EXERCISE OBJECTIVE
Work through the data below and give the number of lines holding "icon", nothing more.

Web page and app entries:
--- START ---
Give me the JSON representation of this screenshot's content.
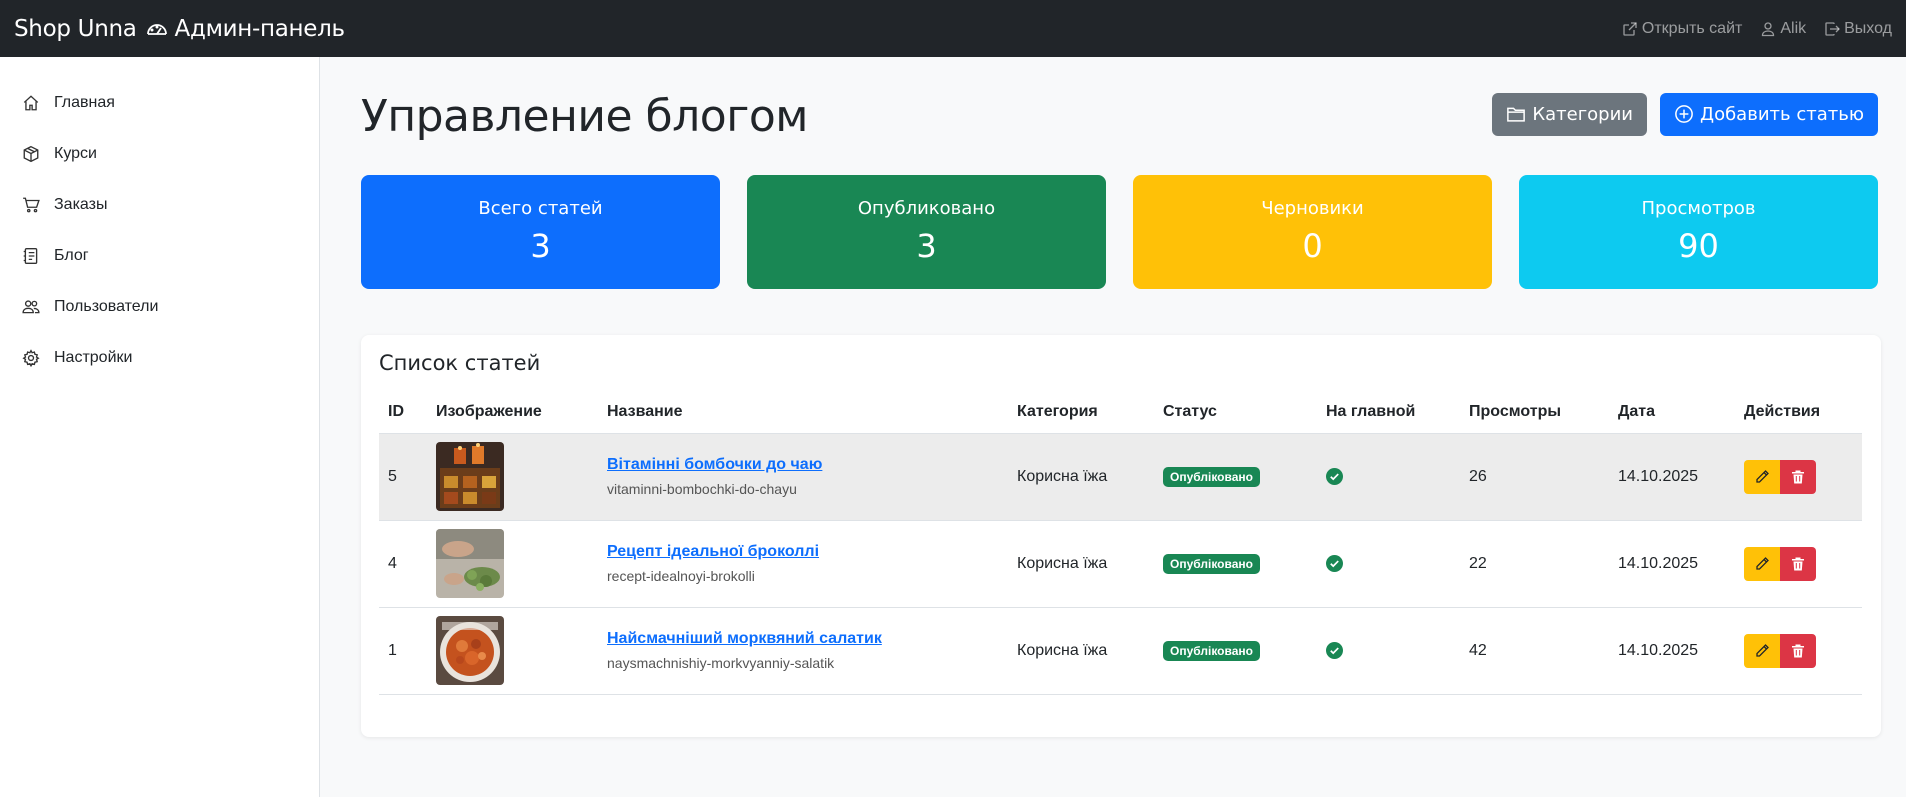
{
  "navbar": {
    "brand_left": "Shop Unna",
    "brand_right": "Админ-панель",
    "open_site": "Открыть сайт",
    "user": "Alik",
    "logout": "Выход"
  },
  "sidebar": {
    "items": [
      {
        "label": "Главная",
        "icon": "home-icon"
      },
      {
        "label": "Курси",
        "icon": "box-icon"
      },
      {
        "label": "Заказы",
        "icon": "cart-icon"
      },
      {
        "label": "Блог",
        "icon": "journal-icon"
      },
      {
        "label": "Пользователи",
        "icon": "people-icon"
      },
      {
        "label": "Настройки",
        "icon": "gear-icon"
      }
    ]
  },
  "page": {
    "title": "Управление блогом",
    "categories_button": "Категории",
    "add_button": "Добавить статью"
  },
  "stats": [
    {
      "label": "Всего статей",
      "value": "3",
      "color": "#0d6efd"
    },
    {
      "label": "Опубликовано",
      "value": "3",
      "color": "#198754"
    },
    {
      "label": "Черновики",
      "value": "0",
      "color": "#ffc107"
    },
    {
      "label": "Просмотров",
      "value": "90",
      "color": "#0dcaf0"
    }
  ],
  "table": {
    "title": "Список статей",
    "headers": [
      "ID",
      "Изображение",
      "Название",
      "Категория",
      "Статус",
      "На главной",
      "Просмотры",
      "Дата",
      "Действия"
    ],
    "rows": [
      {
        "id": "5",
        "title": "Вітамінні бомбочки до чаю",
        "slug": "vitaminni-bombochki-do-chayu",
        "category": "Корисна їжа",
        "status": "Опубліковано",
        "views": "26",
        "date": "14.10.2025"
      },
      {
        "id": "4",
        "title": "Рецепт ідеальної броколлі",
        "slug": "recept-idealnoyi-brokolli",
        "category": "Корисна їжа",
        "status": "Опубліковано",
        "views": "22",
        "date": "14.10.2025"
      },
      {
        "id": "1",
        "title": "Найсмачніший морквяний салатик",
        "slug": "naysmachnishiy-morkvyanniy-salatik",
        "category": "Корисна їжа",
        "status": "Опубліковано",
        "views": "42",
        "date": "14.10.2025"
      }
    ]
  }
}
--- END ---
THE ANSWER
6